|No resurrection: this man's Spanish|
copyright never died in the first place
FAST) are as interested in evidence-based policy as anyone else. They have accordingly emailed him to ask if he knows whether there has been any work completed, or if any papers have been produced, that has linked or correlated any reduction in the amount of intellectual property infringement to an increase in the volume of sales of the same product [Putting it plainly, says Merpel, is there any published evidence that sales of legitimate IP products rise where there is (more) enforcement of IP rights against infringers]. If you know of any published research, please email Julian Heathcote Hobbins at email@example.com or post your answers below.
|The best way to feel after|
registering a trade mark
"I'm inviting a small group of authoritative bloggers to access the raw data of a research study, which has already gotten press from The Huffington Post [Is this a social media version of a positive peer review, wonders Merpel]. The study shows a strong correlation between trademark registrations and economic health [this Kat would be surprised if it didn't: dead and dying businesses don't generally engage much in registering trade marks, while profitable ones are encouraged to strengthen their market position and their brand image by doing just that.
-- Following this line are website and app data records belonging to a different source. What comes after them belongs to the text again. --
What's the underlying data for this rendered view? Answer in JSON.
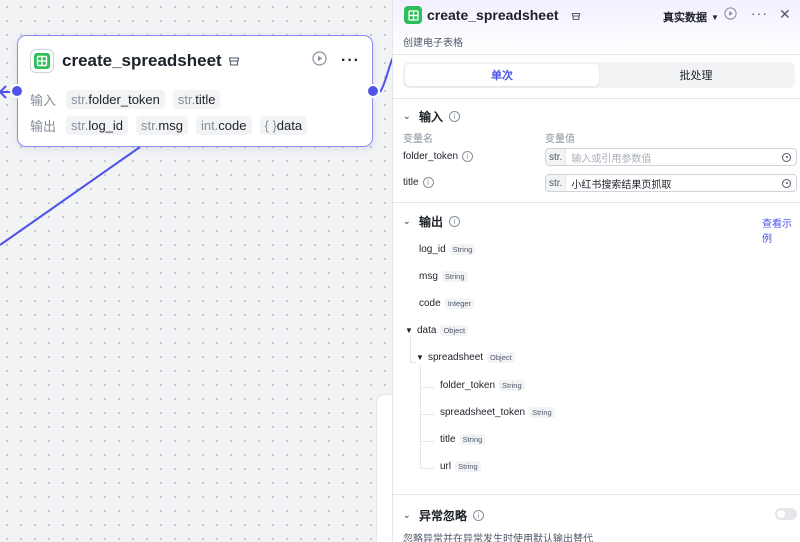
{
  "node": {
    "title": "create_spreadsheet",
    "input_label": "输入",
    "output_label": "输出",
    "inputs": [
      {
        "type": "str.",
        "name": "folder_token"
      },
      {
        "type": "str.",
        "name": "title"
      }
    ],
    "outputs": [
      {
        "type": "str.",
        "name": "log_id"
      },
      {
        "type": "str.",
        "name": "msg"
      },
      {
        "type": "int.",
        "name": "code"
      },
      {
        "type": "{ }",
        "name": "data"
      }
    ]
  },
  "panel": {
    "title": "create_spreadsheet",
    "subtitle": "创建电子表格",
    "mode": "真实数据",
    "more": "···",
    "close": "✕",
    "tabs": [
      {
        "label": "单次",
        "active": true
      },
      {
        "label": "批处理",
        "active": false
      }
    ],
    "input_section": {
      "title": "输入",
      "col_name": "变量名",
      "col_value": "变量值",
      "fields": [
        {
          "name": "folder_token",
          "type": "str.",
          "value": "",
          "placeholder": "输入或引用参数值"
        },
        {
          "name": "title",
          "type": "str.",
          "value": "小红书搜索结果页抓取",
          "placeholder": ""
        }
      ]
    },
    "output_section": {
      "title": "输出",
      "example_link": "查看示例",
      "items": [
        {
          "name": "log_id",
          "type": "String"
        },
        {
          "name": "msg",
          "type": "String"
        },
        {
          "name": "code",
          "type": "Integer"
        },
        {
          "name": "data",
          "type": "Object"
        },
        {
          "name": "spreadsheet",
          "type": "Object"
        },
        {
          "name": "folder_token",
          "type": "String"
        },
        {
          "name": "spreadsheet_token",
          "type": "String"
        },
        {
          "name": "title",
          "type": "String"
        },
        {
          "name": "url",
          "type": "String"
        }
      ]
    },
    "error_section": {
      "title": "异常忽略",
      "description": "忽略异常并在异常发生时使用默认输出替代",
      "enabled": false
    }
  },
  "colors": {
    "accent": "#4d53e8",
    "node_border": "#8b8cf6",
    "sheet_icon": "#2fbf5a"
  }
}
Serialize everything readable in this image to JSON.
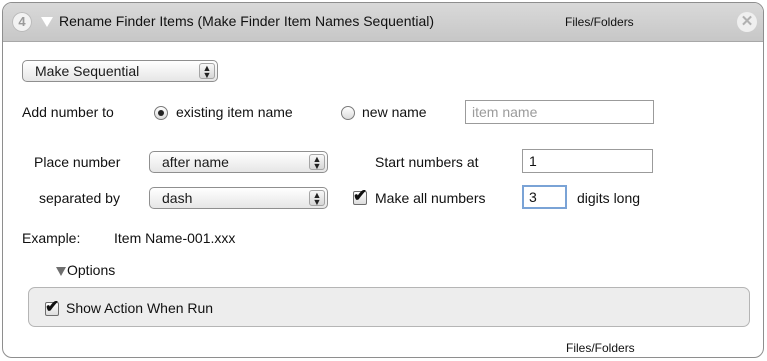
{
  "header": {
    "step_number": "4",
    "title": "Rename Finder Items (Make Finder Item Names Sequential)",
    "category": "Files/Folders",
    "close_glyph": "✕"
  },
  "mode_popup": {
    "value": "Make Sequential",
    "arrows": "▲▼"
  },
  "add_number": {
    "label": "Add number to",
    "option_existing": "existing item name",
    "option_new": "new name",
    "selected": "existing item name",
    "new_name_placeholder": "item name",
    "new_name_value": ""
  },
  "place_number": {
    "label": "Place number",
    "value": "after name"
  },
  "separated_by": {
    "label": "separated by",
    "value": "dash"
  },
  "start_numbers": {
    "label": "Start numbers at",
    "value": "1"
  },
  "digits": {
    "checkbox_label": "Make all numbers",
    "checked": true,
    "value": "3",
    "suffix": "digits long"
  },
  "example": {
    "label": "Example:",
    "value": "Item Name-001.xxx"
  },
  "options": {
    "label": "Options",
    "show_action_label": "Show Action When Run",
    "show_action_checked": true
  },
  "footer": {
    "category": "Files/Folders"
  },
  "icons": {
    "check": "✔"
  },
  "colors": {
    "titlebar": "#cfcfcf",
    "focus_ring": "#7aa3d6",
    "border": "#8e8e8e"
  }
}
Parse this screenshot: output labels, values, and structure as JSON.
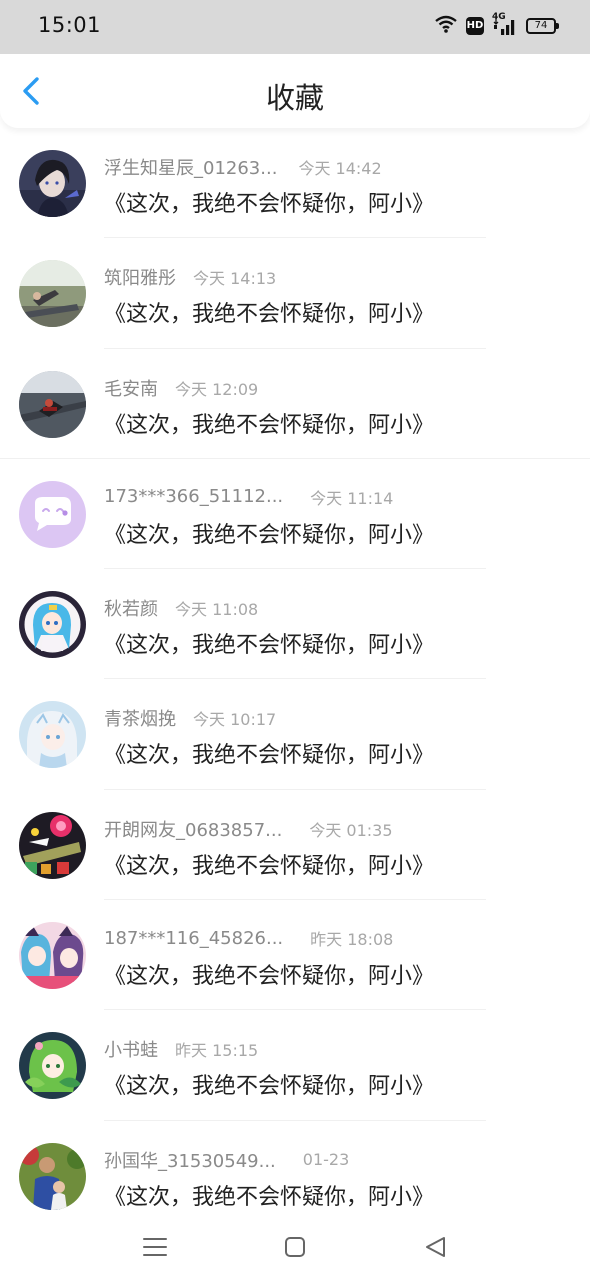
{
  "status_bar": {
    "time": "15:01",
    "network": "4G",
    "hd": "HD",
    "battery": "74",
    "icons": [
      "wifi-icon",
      "hd-icon",
      "signal-4g-icon",
      "battery-icon"
    ]
  },
  "header": {
    "title": "收藏",
    "back_icon": "chevron-left-icon",
    "accent_color": "#2b9cf2"
  },
  "items": [
    {
      "name": "浮生知星辰_01263...",
      "time": "今天 14:42",
      "message": "《这次，我绝不会怀疑你，阿小》",
      "avatar": "avatar-dark-hair-boy"
    },
    {
      "name": "筑阳雅彤",
      "time": "今天 14:13",
      "message": "《这次，我绝不会怀疑你，阿小》",
      "avatar": "avatar-outdoor-photo"
    },
    {
      "name": "毛安南",
      "time": "今天 12:09",
      "message": "《这次，我绝不会怀疑你，阿小》",
      "avatar": "avatar-road-illustration"
    },
    {
      "name": "173***366_51112...",
      "time": "今天 11:14",
      "message": "《这次，我绝不会怀疑你，阿小》",
      "avatar": "avatar-default-chat"
    },
    {
      "name": "秋若颜",
      "time": "今天 11:08",
      "message": "《这次，我绝不会怀疑你，阿小》",
      "avatar": "avatar-anime-blue-hair"
    },
    {
      "name": "青茶烟挽",
      "time": "今天 10:17",
      "message": "《这次，我绝不会怀疑你，阿小》",
      "avatar": "avatar-anime-white-hair"
    },
    {
      "name": "开朗网友_0683857...",
      "time": "今天 01:35",
      "message": "《这次，我绝不会怀疑你，阿小》",
      "avatar": "avatar-colorful-art"
    },
    {
      "name": "187***116_45826...",
      "time": "昨天 18:08",
      "message": "《这次，我绝不会怀疑你，阿小》",
      "avatar": "avatar-anime-pair"
    },
    {
      "name": "小书蛙",
      "time": "昨天 15:15",
      "message": "《这次，我绝不会怀疑你，阿小》",
      "avatar": "avatar-anime-green-hair"
    },
    {
      "name": "孙国华_31530549...",
      "time": "01-23",
      "message": "《这次，我绝不会怀疑你，阿小》",
      "avatar": "avatar-family-photo"
    }
  ],
  "nav_bar": {
    "icons": [
      "menu-icon",
      "home-square-icon",
      "back-triangle-icon"
    ]
  }
}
Still, it's good to see one's intuitive hunches supported by the fruits of someone else's efforts ...]. By taking the research public, it is my hope that people from different, relevant backgrounds will explore the data (compiled by Virginia Tech statistician Dr. Quinton Nottingham) and its implications from a fresh perspective. I also think the findings are really, really cool. .... You can access the research here ... Feel free to pass this along to whomever you think would be interested".The readers of this weblog might just be interested ...
this link that this Kat had ever heard the name Sam [beware: unusual surname] Penix, co-owner of the Everyman Espresso coffee shop in New York's East Side. Sam appears to be the latest in a long line of traders who have fallen foul of the I ♥ NY trade mark, receiving a missive to the effect that his use of that mark was not entirely welcomed by its owner:
“Everyman Espresso’s unauthorized and confusingly similar use of the I ♥ NY® logo” violated federal trademark law and implied “a misleading designation of source, origin, endorsement, sponsorship or approval by the New York State Department of Economic Development of your merchandise.”Sam, whose knuckles appear on the illustration above, has apparently removed the offending trade mark from his trading premises, replacing it with the word "Censored". Merpel wonders why he did not seek to make more extensive brand use of his distinctive and unusual surname, which dates back to antiquity in medieval times in Cornwall, England, if Wikipedia can be trusted.